At BUPD Law, LTD. we encourage our team members to seek out pro bono work. More importantly, we support their efforts with adjustments to their time and workload as necessary. As a practicing attorney who also is involved in litigation, I think I’m at my best when proactively seeking cases where my skills and experience align. As a member of the Federal District Court for the Northern District of Illinois Trial Bar we are required to accept pro bono appointments from the court. In addition to that commitment, I’ve made the choice to invest two (2) days each month at the Cook County Forcible Entry and Detainer Court, more commonly known as eviction court.
While I acknowledge that pro bono work is good for the firm, and gratifying for me, helping those who might lose their home or apartment is a personal commitment that I hold dear.With the blessings of my Partners, I try to pick at least one (1) matter where a tenant cannot afford private counsel and take their case, or alternatively to have BUPD, Ltd., assist a needy tenant to pay the rent money needed to bring their lease and tenancy back into good standing.
As a result of my ongoing research into the Udell family’s history, I’m reminded of my paternal grandmother and her lonely experience with real estate and tax law in the 30’s. Bluma Tasz, a Jewish immigrant from Poland, came with her younger brother to the United States in 1920. She met my grandfather, Ben Udelevitz, shortly after her arrival and within a year they were married. After ten (10) years of marriage and two (2) children, including my father Arthur, my grandfather was tragically lost to a fire. As a result, my grandmother was left on her own to deal with a few pieces of property that my grandfather had labored for years to acquire. Speaking little English, and having a limited education, my grandmother was not equipped to keep or sell the properties alone. As the weeks turned into months after the tragedy, the properties fell to tax sales. My grandmother did not understand the law or how, for the want of a few dollars to pay back taxes, she could have kept or sold the properties.
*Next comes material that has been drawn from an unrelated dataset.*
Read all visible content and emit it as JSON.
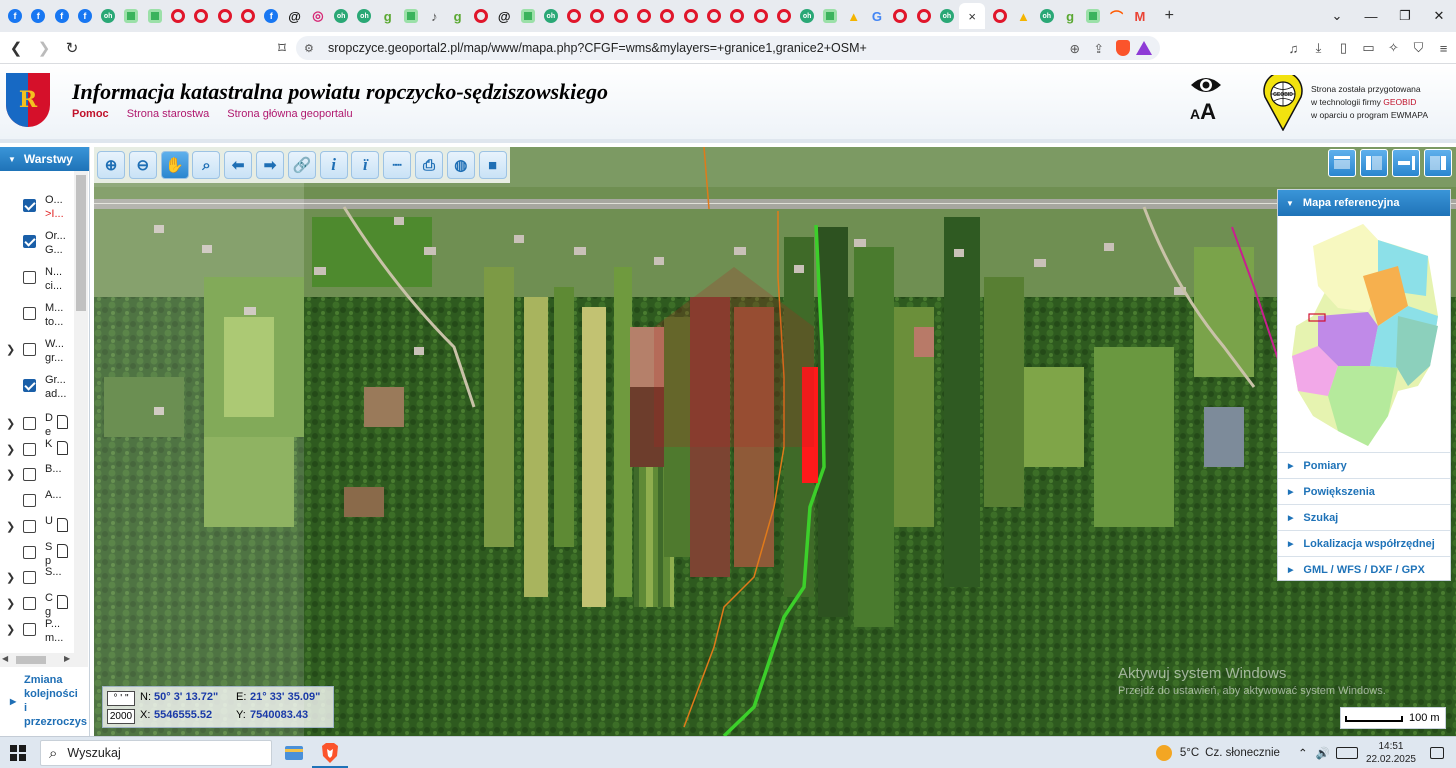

In the end, with only her meager wages as a seamstress to support the family, my grandmother was forced to place her two (2) children, my father Arthur and my aunt Jean into a Jewish children’s home. (A story for another day.)
As I stand in the court hallway during my pro bono days, introducing myself to terrified people who are at the mercy of those better equipped to leverage the law, I sometimes think of my grandmother and what little effort it might have taken from an attorney to help her save the properties and her family.
I’m hopeful that the pro bono work in which my partners and I engage can both honor our love for the law and help those who might otherwise be victimized by the lack of proper representation.